David Ould comments on the Archbishop of Canterbury’s Scottish plans
As we reported a few days ago, GAFCON are about to announce a new missionary bishop for the UK, precipitated by the imminent decision of the Scottish Episcopal Church to change their doctrine of marriage to include same-sex relationships.
What might not be so clear to readers is the part Justin Welby and other senior leaders in the Church of England and the wider Anglican Communion have had in bringing this crisis about. Or, more accurately, why failure to act on their part has necessitated such a drastic intervention.
The first piece in the jigsaw is related by the Primus of the Scottish Episcopal Church, the Most Rev David Chillingworth, in his address to their General Synod in 2016 where he reflected upon the 2016 Primates meeting in Canterbury.
You will have seen the Communique and the ‘consequences’ which that meeting decided to impose on The Episcopal Church of the United States. The primary question in your minds will be this, ‘And will the same consequences or sanctions apply to us if we approve the proposals for canonical change in respect of marriage in 2016 and 2017?’
Two weeks ago, I went to London and met with Archbishop Justin specifically to ask the question, ‘Will this [“consequence” for TEC] also apply to us if we complete the process of Canonical change in 2017?’ The answer is that it will. Most directly, I will be removed from the role of Anglican Co-Chair of the International Anglican-Reformed Dialogue. But other effects are limited. Our bishops will be present and fully involved in the Lambeth Conference planned for 2020. We shall continue to be actively involved in our network of Diocesan Companionships and in the Anglican Networks.
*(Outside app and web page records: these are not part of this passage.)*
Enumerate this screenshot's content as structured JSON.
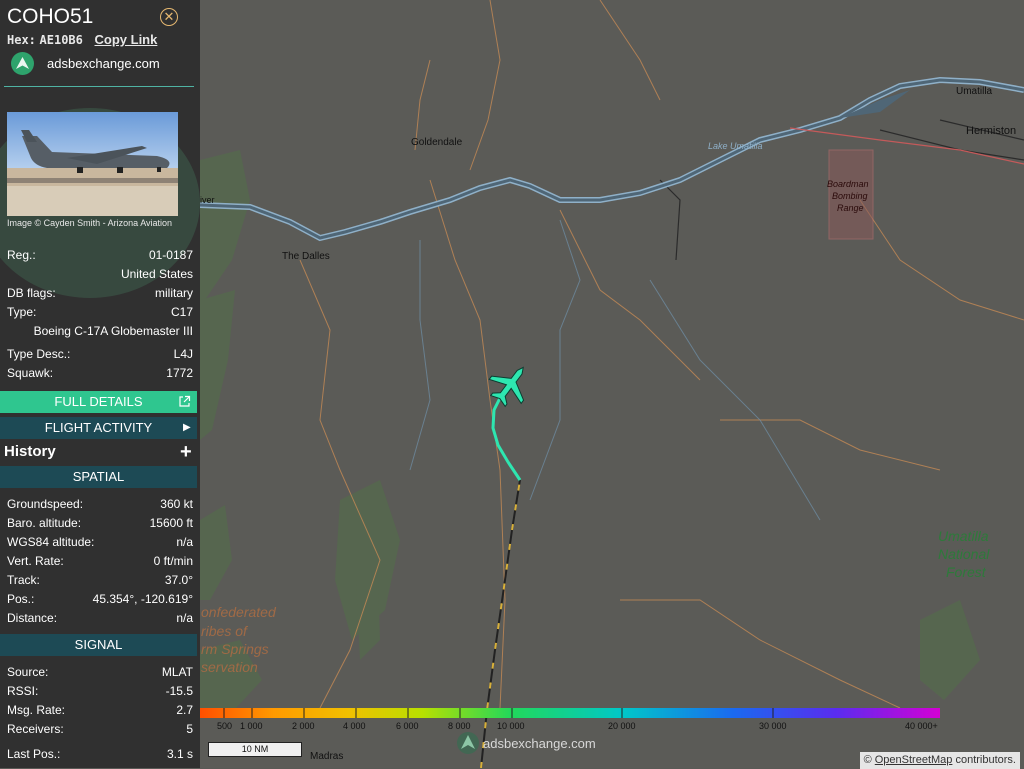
{
  "aircraft": {
    "callsign": "COHO51",
    "hex_label": "Hex:",
    "hex": "AE10B6",
    "copy_link_label": "Copy Link",
    "site_name": "adsbexchange.com",
    "photo_credit": "Image © Cayden Smith - Arizona Aviation"
  },
  "info": {
    "reg_label": "Reg.:",
    "reg": "01-0187",
    "country": "United States",
    "db_flags_label": "DB flags:",
    "db_flags": "military",
    "type_label": "Type:",
    "type": "C17",
    "type_name": "Boeing C-17A Globemaster III",
    "type_desc_label": "Type Desc.:",
    "type_desc": "L4J",
    "squawk_label": "Squawk:",
    "squawk": "1772"
  },
  "buttons": {
    "full_details": "FULL DETAILS",
    "flight_activity": "FLIGHT ACTIVITY",
    "history": "History",
    "history_expand": "+"
  },
  "spatial": {
    "header": "SPATIAL",
    "rows": [
      {
        "label": "Groundspeed:",
        "value": "360 kt"
      },
      {
        "label": "Baro. altitude:",
        "value": "15600 ft"
      },
      {
        "label": "WGS84 altitude:",
        "value": "n/a"
      },
      {
        "label": "Vert. Rate:",
        "value": "0 ft/min"
      },
      {
        "label": "Track:",
        "value": "37.0°"
      },
      {
        "label": "Pos.:",
        "value": "45.354°, -120.619°"
      },
      {
        "label": "Distance:",
        "value": "n/a"
      }
    ]
  },
  "signal": {
    "header": "SIGNAL",
    "rows": [
      {
        "label": "Source:",
        "value": "MLAT"
      },
      {
        "label": "RSSI:",
        "value": "-15.5"
      },
      {
        "label": "Msg. Rate:",
        "value": "2.7"
      },
      {
        "label": "Receivers:",
        "value": "5"
      },
      {
        "label": "Last Pos.:",
        "value": "3.1 s"
      }
    ]
  },
  "map": {
    "places": {
      "goldendale": "Goldendale",
      "the_dalles": "The Dalles",
      "umatilla": "Umatilla",
      "hermiston": "Hermiston",
      "lake_umatilla": "Lake Umatilla",
      "boardman_1": "Boardman",
      "boardman_2": "Bombing",
      "boardman_3": "Range",
      "forest_1": "Umatilla",
      "forest_2": "National",
      "forest_3": "Forest",
      "ws_1": "onfederated",
      "ws_2": "ribes of",
      "ws_3": "rm Springs",
      "ws_4": "servation",
      "madras": "Madras",
      "river_partial": "iver"
    },
    "legend_labels": [
      "500",
      "1 000",
      "2 000",
      "4 000",
      "6 000",
      "8 000",
      "10 000",
      "20 000",
      "30 000",
      "40 000+"
    ],
    "scale_label": "10 NM",
    "logo_text": "adsbexchange.com",
    "attribution_prefix": "© ",
    "attribution_link": "OpenStreetMap",
    "attribution_suffix": " contributors.",
    "colors": {
      "track_mlat": "#2ee6b0",
      "aircraft_icon": "#2ee6b0",
      "accent_green": "#2fc68f",
      "header_teal": "#1d4a55"
    }
  }
}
And there you have it; confirmation from Justin Welby himself. If the SEC push ahead with a revision of the doctrine of marriage there will be little if no real discipline. Welby, of course, has the power of invitation (and therefore an option to withhold invitation) to the Lambeth Conference. If he really wanted to sort this situation out he could have made quite clear that an invitation would be withheld. But he’s chosen not to. No wonder the SEC under the leadership of Chillingworth have pushed ahead. What is there to stop them?
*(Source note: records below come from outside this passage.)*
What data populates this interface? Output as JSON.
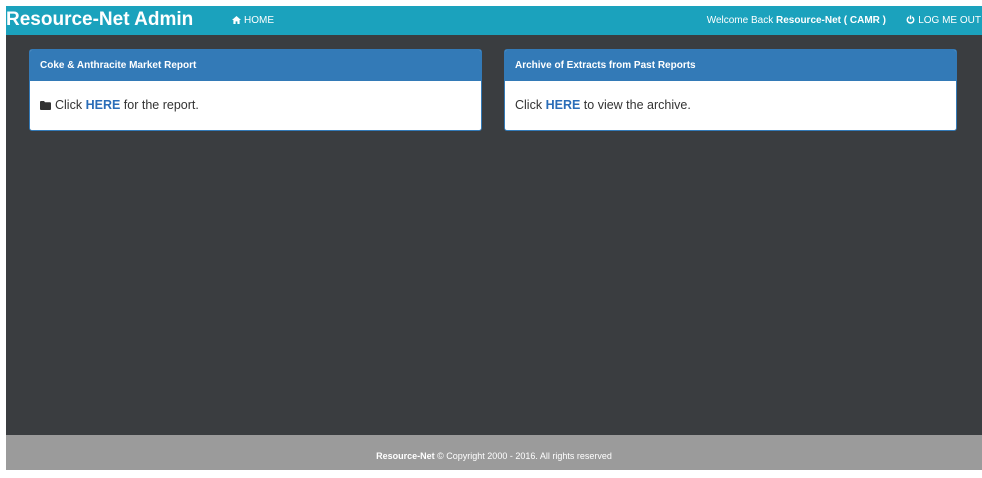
{
  "navbar": {
    "brand": "Resource-Net Admin",
    "home_label": "HOME",
    "home_icon": "home-icon",
    "welcome_prefix": "Welcome Back",
    "welcome_user": "Resource-Net ( CAMR )",
    "logout_label": "LOG ME OUT",
    "logout_icon": "power-icon",
    "color": "#1ba2bd"
  },
  "panels": [
    {
      "title": "Coke & Anthracite Market Report",
      "icon": "folder-icon",
      "body_prefix": "Click",
      "link_text": "HERE",
      "body_suffix": "for the report."
    },
    {
      "title": "Archive of Extracts from Past Reports",
      "body_prefix": "Click",
      "link_text": "HERE",
      "body_suffix": "to view the archive."
    }
  ],
  "footer": {
    "brand": "Resource-Net",
    "copyright": "© Copyright 2000 - 2016. All rights reserved",
    "color": "#9b9b9b"
  },
  "colors": {
    "page_background": "#3a3d40",
    "panel_heading": "#337ab7"
  }
}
So what will happen to orthodox parishes in the SEC? Sadly the story is much the same as with the question over discipline. Welby is simply unwilling to do anything.
Sources in Scotland close to the GAFCON consecration decision have told me that there have been multiple attempts to seek support and assistance. In 2016 Welby, Sentamu (Archbishop of York) and Iduwo-Fearon (Secretary General of the Anglican Communion) were all asked to help. That first contact with all three received no response. Since then a more recent appeal to Welby and Sentamu has been rebuffed with the answer that it’s “not our jurisdiction”. The orthodox in Scotland are not aware of any Church of England bishop prepared to provide cross-border support (even from those who would present themselves as champions of orthodoxy, albeit not supporters of GAFCON). Instead the situation in Scotland was described to me as “the dry run for the ‘good disagreement’ which Welby will seek to enact in England” and that conservative bishops are “loathe to incur Welby’s wrath”.
So this is the situation that the orthodox in the SEC now find themselves in. There will be no disciplinary action by the Archbishop of Canterbury at all, despite the fact that he is more than capable of carrying it out. Nor will they receive any episcopal support for them, again at Welby’s behest. So no wonder they appealed to (and received a ready response from) GAFCON.
Welby fiddling while the SEC begins to burn, even when the fire extinguisher is readily available. We’ll bring you more news and analysis as the week progresses.
Reprinted with the author’s permission from DavidOuld.net